Child Custody, Parenting Time & Paternity
The issues of child custody and parenting time are often the most sensitive and emotional for parties going through a divorce, and the most difficult for a court to decide. In every case, each parent has the right to a continuing relationship with their children. For the court, the guiding principle behind every child custody determination is the “best interest of the child”. Same has been described as “an expression of the court’s special responsibility to safeguard the interests of a child at the center of a custody dispute”. Kinsella v. Kinsella, 150 N.J. 276, 317 (1997).
In rendering a decision on custody, the courts of New Jersey are statutorily mandated to consider a host of factors including, but not limited to, the fitness of each parent, the needs of the child(ren), the relationship of the child or children with any siblings, any history of domestic violence, and the safety and stability of the home environment offered by each parent.
While it is extremely rare for a parent to be denied access to their child(ren) altogether, in some instances, a Court may direct for supervised parenting time where it finds same would be in the best interests of the child(ren). In some circumstances, grandparents, older siblings, stepparents and even third parties may be granted parenting time, or even be vested with custody, though a much higher standard is applied.

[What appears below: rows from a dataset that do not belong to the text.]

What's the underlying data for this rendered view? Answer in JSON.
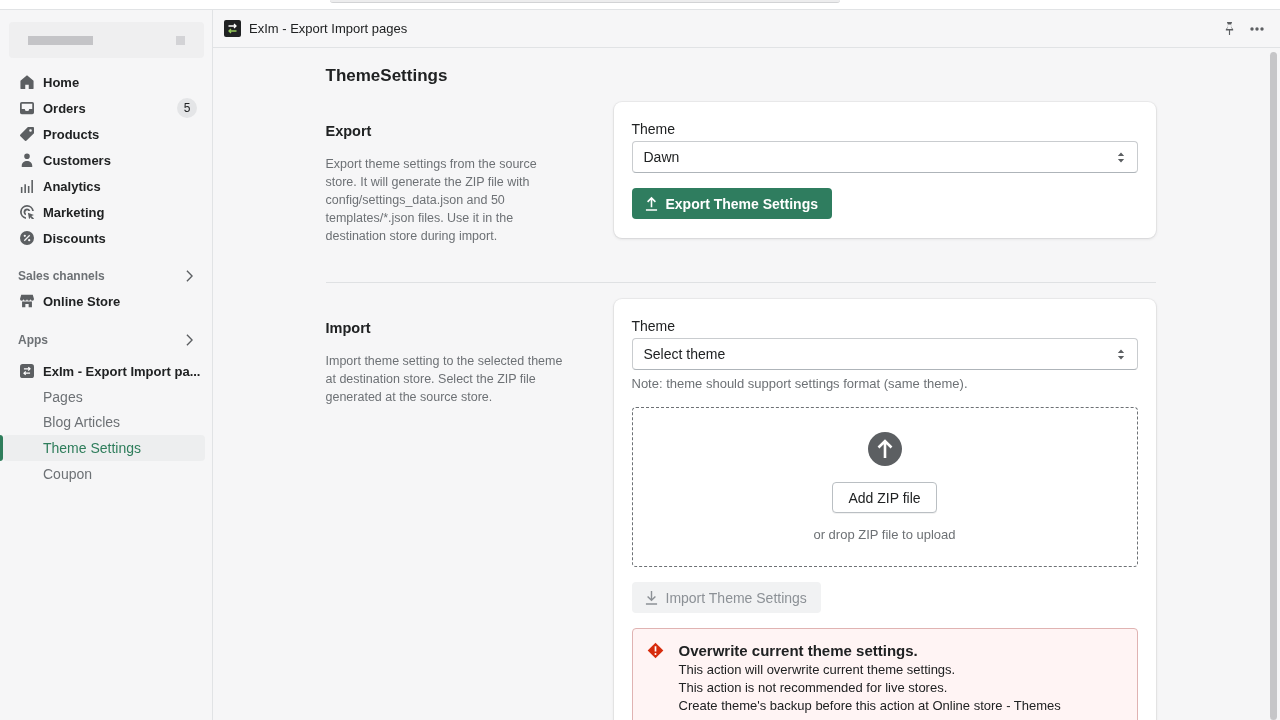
{
  "header": {
    "title": "ExIm - Export Import pages"
  },
  "sidebar": {
    "nav": [
      {
        "label": "Home",
        "selected": false
      },
      {
        "label": "Orders",
        "badge": "5",
        "selected": false
      },
      {
        "label": "Products",
        "selected": false
      },
      {
        "label": "Customers",
        "selected": false
      },
      {
        "label": "Analytics",
        "selected": false
      },
      {
        "label": "Marketing",
        "selected": false
      },
      {
        "label": "Discounts",
        "selected": false
      }
    ],
    "sales_channels": {
      "title": "Sales channels",
      "items": [
        {
          "label": "Online Store",
          "selected": false
        }
      ]
    },
    "apps": {
      "title": "Apps",
      "items": [
        {
          "label": "ExIm - Export Import pa...",
          "selected": false,
          "children": [
            {
              "label": "Pages",
              "selected": false
            },
            {
              "label": "Blog Articles",
              "selected": false
            },
            {
              "label": "Theme Settings",
              "selected": true
            },
            {
              "label": "Coupon",
              "selected": false
            }
          ]
        }
      ]
    }
  },
  "page": {
    "title": "ThemeSettings",
    "sections": [
      {
        "kind": "export",
        "heading": "Export",
        "description": "Export theme settings from the source store. It will generate the ZIP file with config/settings_data.json and 50 templates/*.json files. Use it in the destination store during import.",
        "field": {
          "label": "Theme",
          "value": "Dawn"
        },
        "button": {
          "label": "Export Theme Settings",
          "disabled": false
        }
      },
      {
        "kind": "import",
        "heading": "Import",
        "description": "Import theme setting to the selected theme at destination store. Select the ZIP file generated at the source store.",
        "field": {
          "label": "Theme",
          "value": "Select theme"
        },
        "note": "Note: theme should support settings format (same theme).",
        "dropzone": {
          "button": "Add ZIP file",
          "hint": "or drop ZIP file to upload"
        },
        "button": {
          "label": "Import Theme Settings",
          "disabled": true
        },
        "banner": {
          "title": "Overwrite current theme settings.",
          "lines": [
            "This action will overwrite current theme settings.",
            "This action is not recommended for live stores.",
            "Create theme's backup before this action at Online store - Themes"
          ]
        }
      }
    ]
  }
}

At Eveland & Foster, LLC, we are committed to helping our clients obtain the best outcomes for their families consistent with their needs and those of their children. Contact us if you need guidance through a custody and/or parenting time dispute.